Title
In vitro and in vivo evaluation of <tex>$[^{99m}Tc]$</tex>-labeled tricarbonyl His-annexin A5 as an imaging agent for the detection of phosphatidylserine-expressing cells
Author
Faculty/Department
Faculty of Medicine and Health Sciences
Publication type
article
Publication
Subject
Biology
Pharmacology. Therapy
Source (journal)
Nuclear medicine and biology
Volume/pages
37(2010) :8 , p. 965-975
ISSN
0969-8086
Carrier
E
Target language
English (eng)
Full text (Publishers DOI)
Affiliation
University of Antwerp
Abstract
Introduction Apoptosis is one of the mechanisms behind successful chemotherapy and radiation treatment. Radiolabeled annexin A5 has been demonstrated to be a successful tool in the detection of apoptosis following chemotherapy in vivo. Methods His-tagged annexin A5 was labeled with [99mTc]-tricarbonyl and evaluated as apoptosis imaging radiotracer in vitro and in vivo. The binding of the radiotracer was evaluated in Colo205 cells stimulated with 5-FU (1 mM) for 4 and 24 h, and confirmed by flow cytometry. Biodistribution and dosimetric studies were performed in healthy nude mice (n=5) via planar scintigraphy. [99mTc]-(CO)3 His-annexin A5 was also evaluated for in vivo imaging of spontaneous apoptosis in Colo205-bearing mice (n=12). Results The labeling procedure yielded a compound with 95-99% radiochemical purity and good in vitro stability. In vitro binding experiments indicated that the radiotracer retained its PS-binding activity. [99mTc]-(CO)3 His-annexin A5 rapidly cleared from the blood and predominantly accumulated in the kidneys. Absorbed dose (per organ) was found to be 116±64 μGy/MBq for the kidneys and 10.38±0.50 μGy/MBq for the liver. The effective dose was 7.00±0.28 μSv/MBq. Spontaneous apoptosis in Colo205-bearing mice was visualised by [99mTc]-(CO)3 His-annexin A5 SPECT and correlated well with caspase-3 immunostaining (R=0.867, P<.01). Conclusion [99mTc]-(CO)3 His-annexin A5 may be a useful novel radioligand for the in vivo detection of cell death associated with PS expression. A simple, noninvasive way of detecting apoptosis in vivo could have many applications including a better understanding of the extent and timing of apoptosis in response to cancer therapies and assessment of early tumor response.

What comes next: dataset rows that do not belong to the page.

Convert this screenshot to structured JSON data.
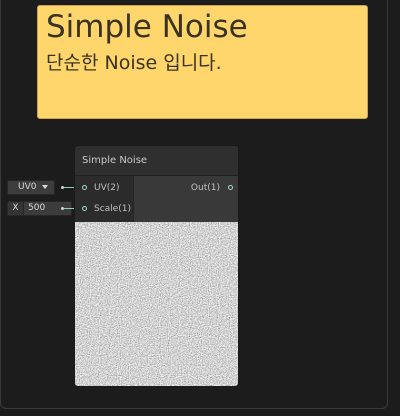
{
  "sticky_note": {
    "title": "Simple Noise",
    "body": "단순한 Noise 입니다.",
    "color": "#ffd66b"
  },
  "node": {
    "title": "Simple Noise",
    "inputs": [
      {
        "label": "UV(2)"
      },
      {
        "label": "Scale(1)"
      }
    ],
    "outputs": [
      {
        "label": "Out(1)"
      }
    ]
  },
  "controls": {
    "uv_dropdown": {
      "value": "UV0",
      "icon": "caret-down-icon"
    },
    "scale_field": {
      "axis_label": "X",
      "value": "500"
    }
  },
  "colors": {
    "port": "#9fd8c8",
    "background": "#1c1c1c"
  }
}
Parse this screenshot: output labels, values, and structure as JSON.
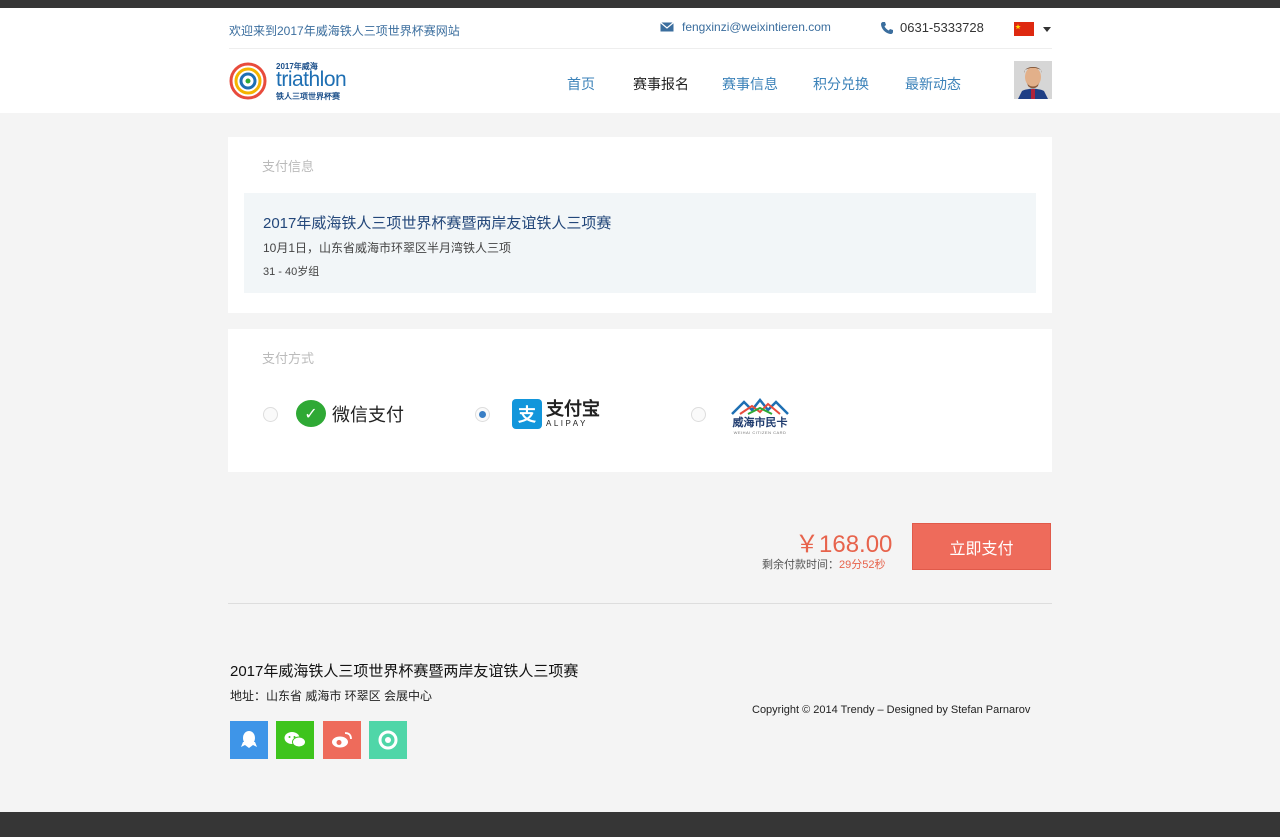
{
  "header": {
    "welcome": "欢迎来到2017年威海铁人三项世界杯赛网站",
    "email": "fengxinzi@weixintieren.com",
    "phone": "0631-5333728",
    "logo": {
      "year": "2017年威海",
      "name": "triathlon",
      "sub": "铁人三项世界杯赛"
    },
    "nav": [
      "首页",
      "赛事报名",
      "赛事信息",
      "积分兑换",
      "最新动态"
    ],
    "active_nav": "赛事报名"
  },
  "payment_info": {
    "title": "支付信息",
    "event_name": "2017年威海铁人三项世界杯赛暨两岸友谊铁人三项赛",
    "event_date_location": "10月1日，山东省威海市环翠区半月湾铁人三项",
    "age_group": "31 - 40岁组"
  },
  "payment_method": {
    "title": "支付方式",
    "wechat_label": "微信支付",
    "alipay_label": "支付宝",
    "alipay_sub": "ALIPAY",
    "weihai_card_label": "威海市民卡",
    "weihai_card_sub": "WEIHAI CITIZEN CARD",
    "selected": "alipay"
  },
  "order": {
    "price": "￥168.00",
    "timer_label": "剩余付款时间：",
    "timer_value": "29分52秒",
    "pay_button": "立即支付"
  },
  "footer": {
    "title": "2017年威海铁人三项世界杯赛暨两岸友谊铁人三项赛",
    "address": "地址：山东省 威海市 环翠区 会展中心",
    "copyright": "Copyright © 2014 Trendy – Designed by Stefan Parnarov",
    "social": [
      "qq-icon",
      "wechat-icon",
      "weibo-icon",
      "moments-icon"
    ]
  },
  "colors": {
    "accent": "#ee6b5b",
    "link": "#3b82b9",
    "qq": "#3e95e8",
    "wechat": "#3ec41c",
    "weibo": "#ee6b5b",
    "moments": "#4fd6a8"
  }
}
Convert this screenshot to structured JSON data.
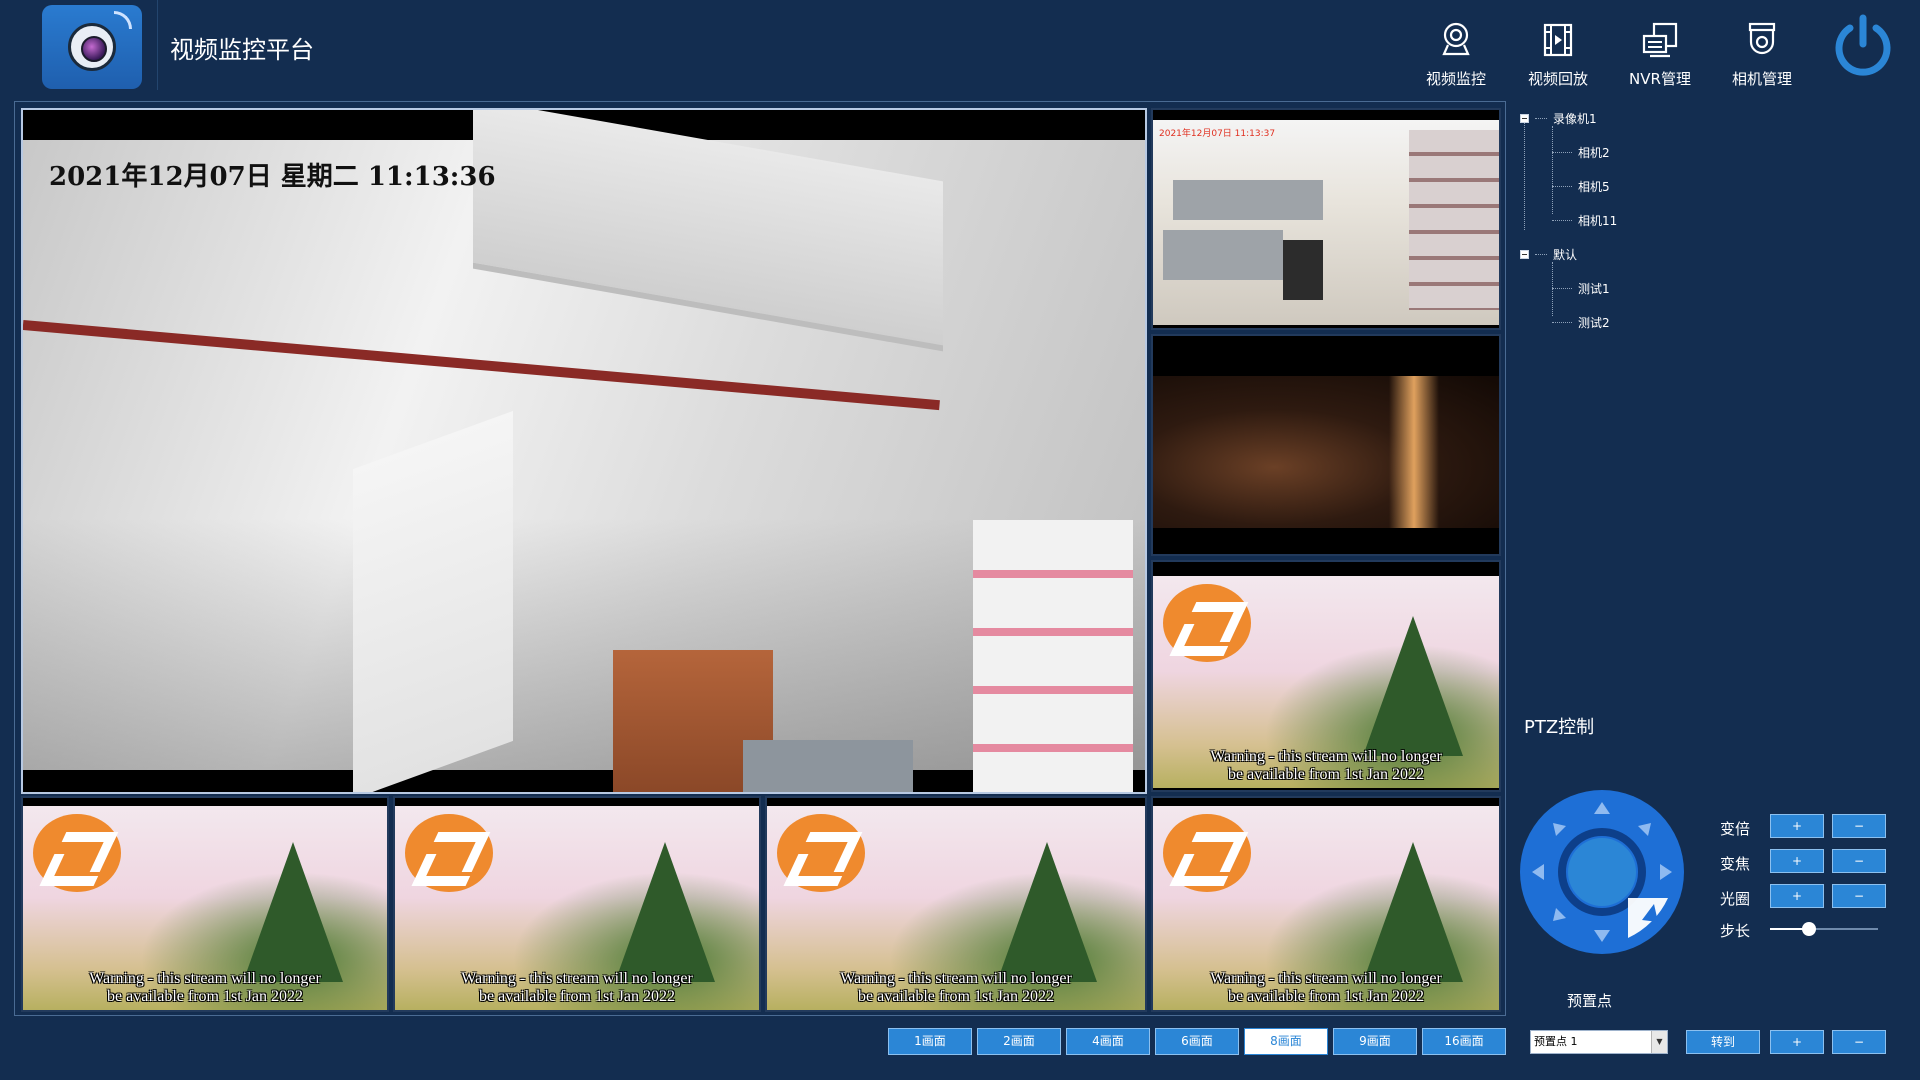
{
  "app": {
    "title": "视频监控平台"
  },
  "nav": [
    {
      "label": "视频监控",
      "icon": "monitor-pin-icon"
    },
    {
      "label": "视频回放",
      "icon": "film-playback-icon"
    },
    {
      "label": "NVR管理",
      "icon": "nvr-devices-icon"
    },
    {
      "label": "相机管理",
      "icon": "dome-camera-icon"
    }
  ],
  "power": {
    "icon": "power-icon"
  },
  "video": {
    "main_osd": "2021年12月07日  星期二  11:13:36",
    "office_osd": "2021年12月07日  11:13:37",
    "warning_line1": "Warning - this stream will no longer",
    "warning_line2": "be available from 1st Jan 2022"
  },
  "tree": {
    "groups": [
      {
        "label": "录像机1",
        "children": [
          "相机2",
          "相机5",
          "相机11"
        ]
      },
      {
        "label": "默认",
        "children": [
          "测试1",
          "测试2"
        ]
      }
    ]
  },
  "ptz": {
    "title": "PTZ控制",
    "controls": [
      {
        "label": "变倍",
        "plus": "+",
        "minus": "−"
      },
      {
        "label": "变焦",
        "plus": "+",
        "minus": "−"
      },
      {
        "label": "光圈",
        "plus": "+",
        "minus": "−"
      }
    ],
    "step": {
      "label": "步长",
      "value": 0.36
    },
    "accent": "#2b86d6"
  },
  "preset": {
    "title": "预置点",
    "selected": "预置点 1",
    "goto_label": "转到",
    "plus": "+",
    "minus": "−"
  },
  "layouts": {
    "options": [
      "1画面",
      "2画面",
      "4画面",
      "6画面",
      "8画面",
      "9画面",
      "16画面"
    ],
    "selected_index": 4
  }
}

E-info
https://repository.uantwerpen.be/docman/iruaauth/ddda3a/f1a301f67fb.pdf
Handle